The United States spends about $300 billion responding to natural disasters like Hurricanes Harvey and Irma. In contrast, we only spend about $600 million on mitigation — improving buildings so they won’t flood when the next storm comes. This is despite the fact that mitigation has a 4-1 payback, Larson said. The problem is that people often don’t want to spend money upfront to protect their house or business, and then get caught up in a cycle of rebuilding.

Earlier this year, Moore and the NRDC published a report showing that a small percentage of properties that flood repeatedly account for a disproportionate amount of federal insurance payouts.

Between 1978 and 2005, the NFIP paid out $5.5 billion to 30,000 properties classified as “severe repetitive loss properties,” or properties that have flooded an average of five times. These properties account for just 0.6 of the total properties covered by flood insurance, but they account for 9.6 percent of paid claims.

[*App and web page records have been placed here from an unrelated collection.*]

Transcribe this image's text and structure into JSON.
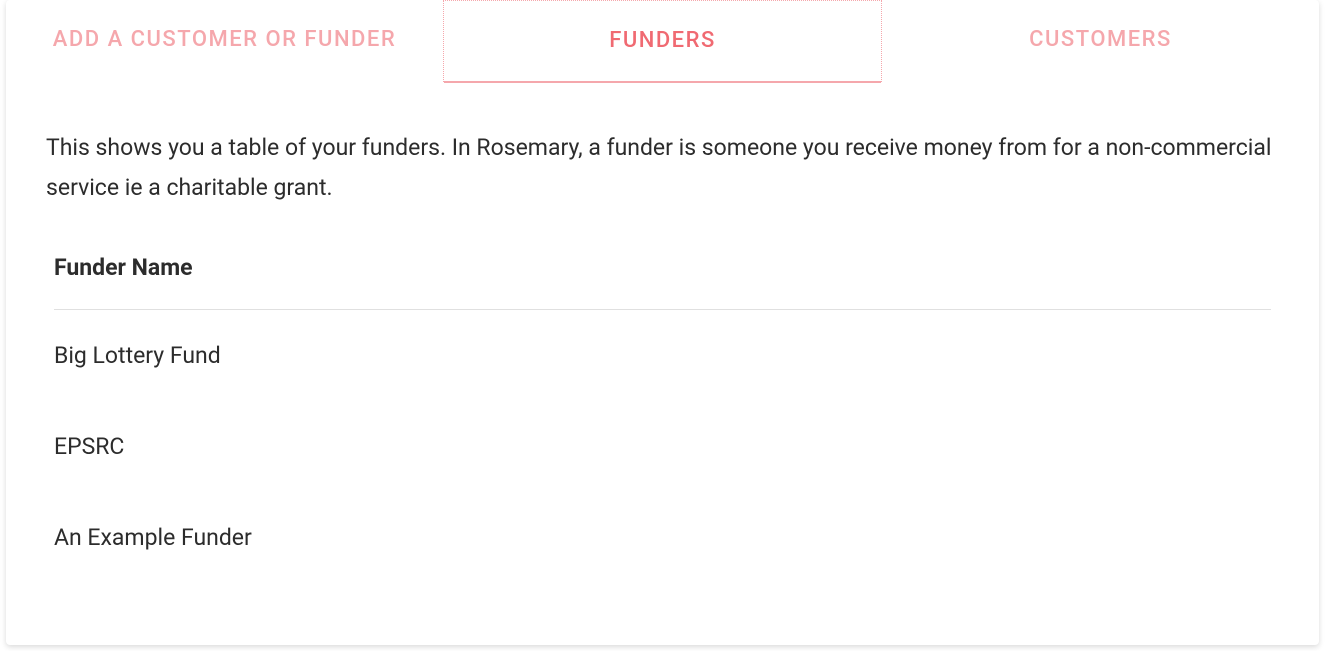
{
  "tabs": {
    "add": {
      "label": "ADD A CUSTOMER OR FUNDER"
    },
    "funders": {
      "label": "FUNDERS"
    },
    "customers": {
      "label": "CUSTOMERS"
    }
  },
  "description": "This shows you a table of your funders. In Rosemary, a funder is someone you receive money from for a non-commercial service ie a charitable grant.",
  "table": {
    "header": "Funder Name",
    "rows": [
      {
        "name": "Big Lottery Fund"
      },
      {
        "name": "EPSRC"
      },
      {
        "name": "An Example Funder"
      }
    ]
  }
}
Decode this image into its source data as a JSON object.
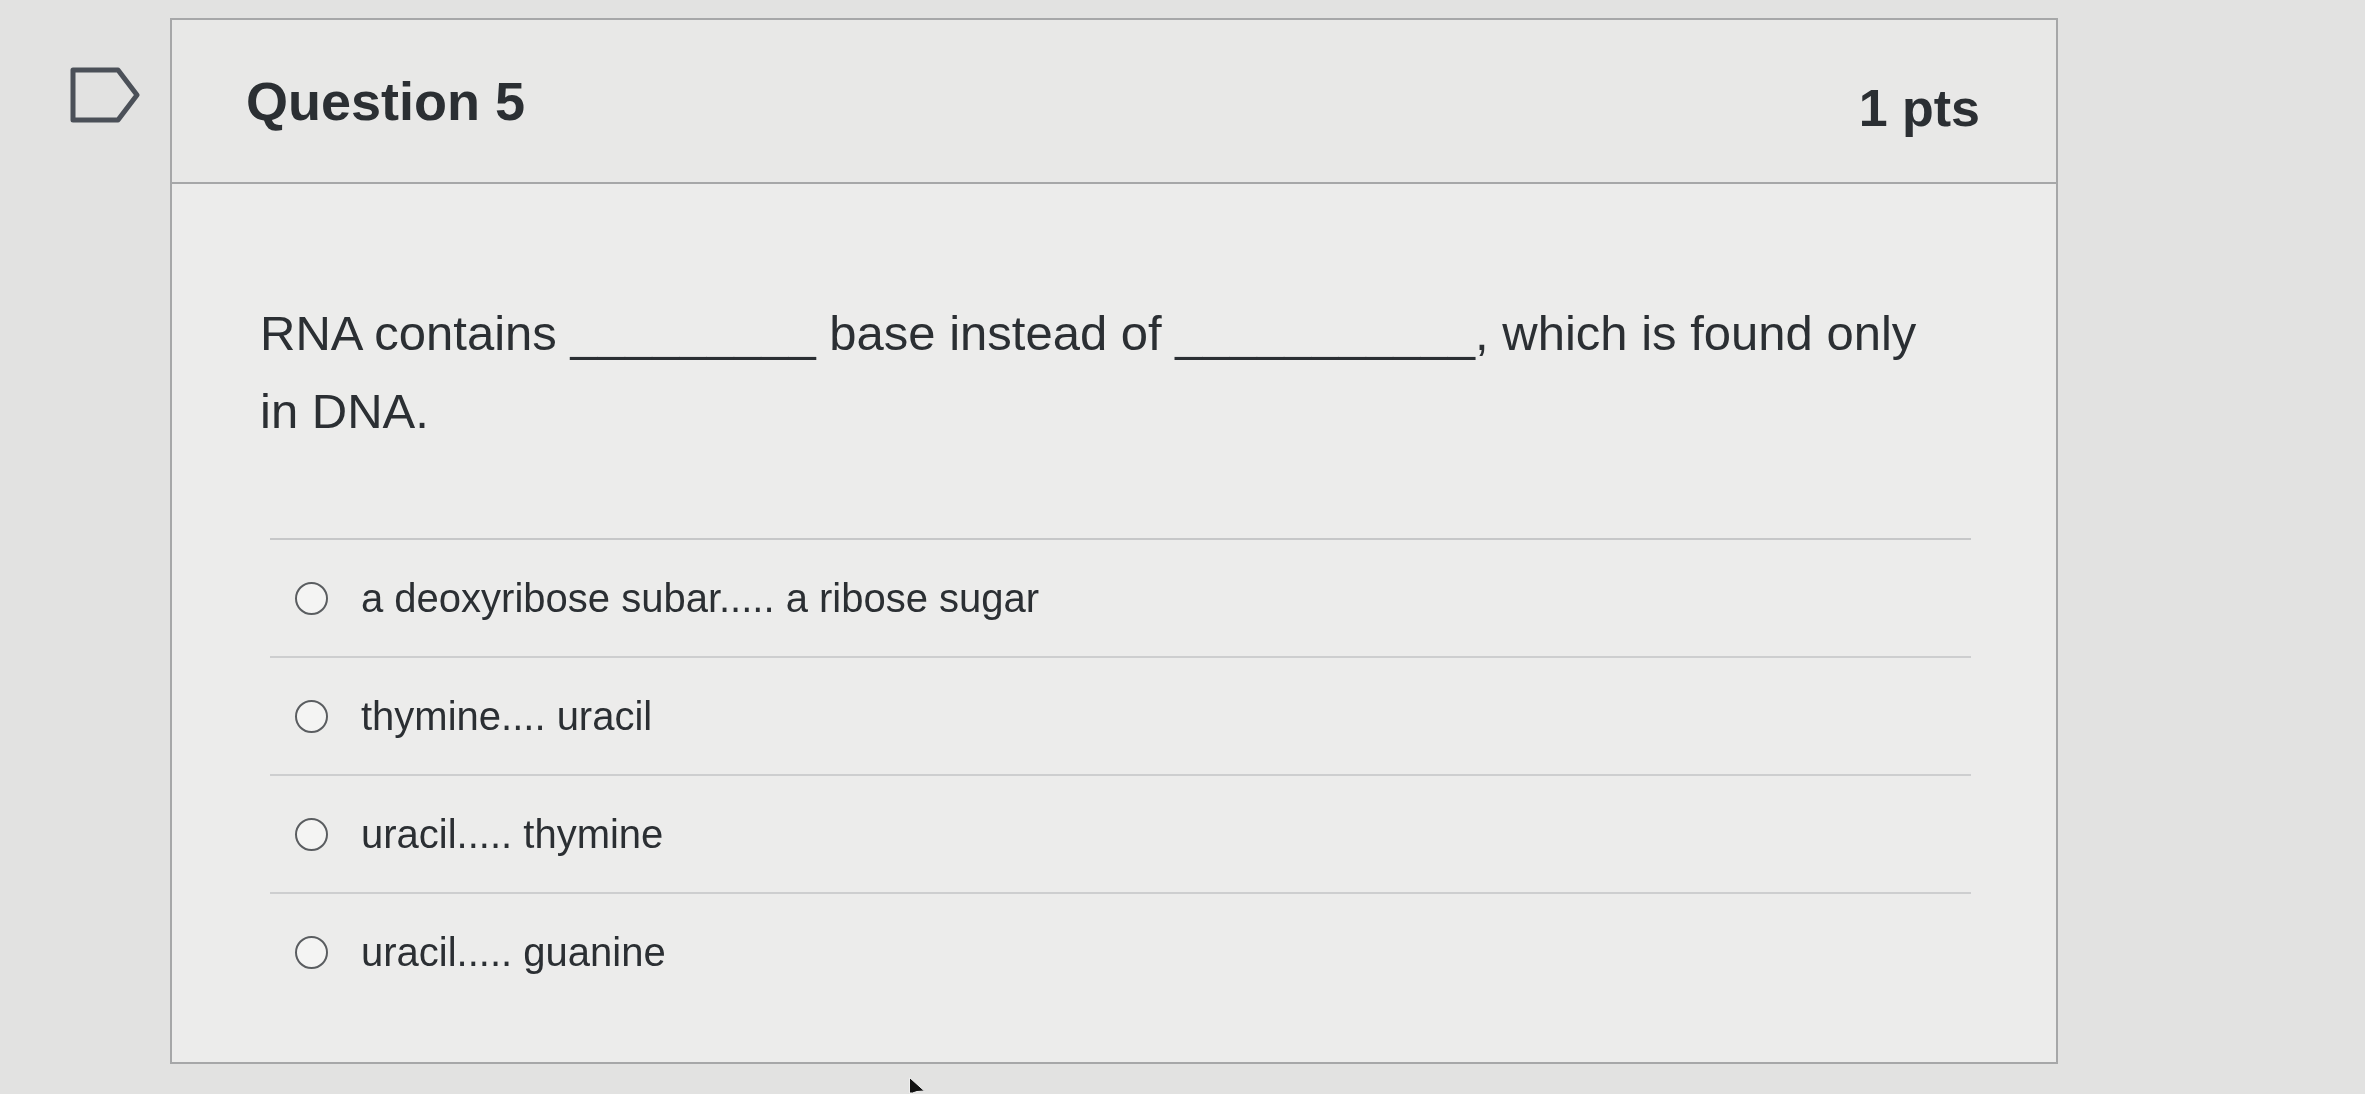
{
  "question": {
    "flagged": false,
    "title": "Question 5",
    "points": "1 pts",
    "text": "RNA contains _________ base instead of ___________, which is found only in DNA.",
    "answers": [
      {
        "label": "a deoxyribose subar..... a ribose sugar",
        "selected": false
      },
      {
        "label": "thymine.... uracil",
        "selected": false
      },
      {
        "label": "uracil..... thymine",
        "selected": false
      },
      {
        "label": "uracil..... guanine",
        "selected": false
      }
    ]
  }
}
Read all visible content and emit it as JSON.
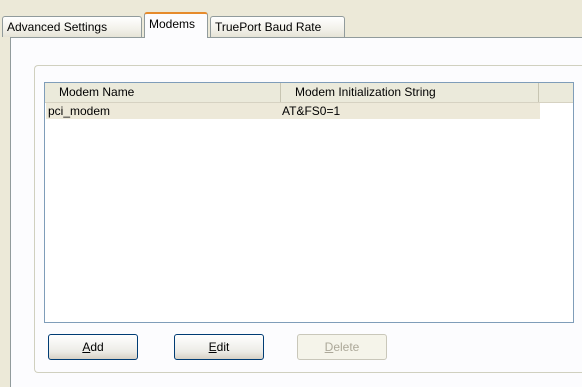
{
  "tabs": [
    {
      "label": "Advanced Settings",
      "selected": false
    },
    {
      "label": "Modems",
      "selected": true
    },
    {
      "label": "TruePort Baud Rate",
      "selected": false
    }
  ],
  "modem_list": {
    "columns": [
      "Modem Name",
      "Modem Initialization String"
    ],
    "rows": [
      {
        "name": "pci_modem",
        "init_string": "AT&FS0=1"
      }
    ]
  },
  "buttons": {
    "add": {
      "label": "Add",
      "enabled": true
    },
    "edit": {
      "label": "Edit",
      "enabled": true
    },
    "delete": {
      "label": "Delete",
      "enabled": false
    }
  },
  "colors": {
    "dialog_background": "#ECE9D8",
    "tab_page_background": "#FCFCFE",
    "selected_tab_accent": "#E68B2C",
    "selected_row": "#EDE9D9",
    "list_border": "#7F9DB9",
    "disabled_text": "#ACA899"
  }
}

“Are we going to take that same approach with 4-13 million people?” Moore said. “That’s a huge number.”

Many of these homeowners in flood-prone areas tend to get trapped there because no one else wants to buy a house that’s been flooded five times and has incurred more in damages than the home is worth.

“For the person who wants to leave, the market for homes that flood repeatedly isn’t very good,” Moore said. “There aren’t a lot of people out there who are like, ‘God, I want to buy a home that floods a lot.’”

Moore argues that money would be far better spent helping people relocate to higher ground so that people don’t keep rebuilding their properties only to get them destroyed again. But that conversation is slow to happen in Congress, where lawmakers are more preoccupied with how to make flood insurance more affordable.

Congress needs to reauthorize the program by September 30, although many in the industry are doubtful they will be able to come to a consensus about spending by the deadline. Even so, they are likely to extend the program until they can pass a reauthorization bill; if they don’t, it would effectively kick millions of people off their flood insurance and make private insurance companies unable to write policies.

These days, it’s not just flood insurance for private property that’s on Larson’s mind. Public infrastructure is increasingly at risk too, especially after President Trump recently signed an executive order reversing an Obama-era directive making the federal government plan for climate change.

Obama’s executive order required national infrastructure projects to take steps to mitigate flooding if they were building in a flood-prone area, which was especially important for things like water and sewage plants. Trump axed it about a week ago, arguing it was another burdensome regulation.

With stronger storms and rising seas, Larson said protecting federal projects is just common sense.

“We’ll be throwing a lot of taxpayer money at that, and protecting the investment makes good sense,” he said.

Correction: An earlier version of this article misstated the name of the Natural Resources Defense Council.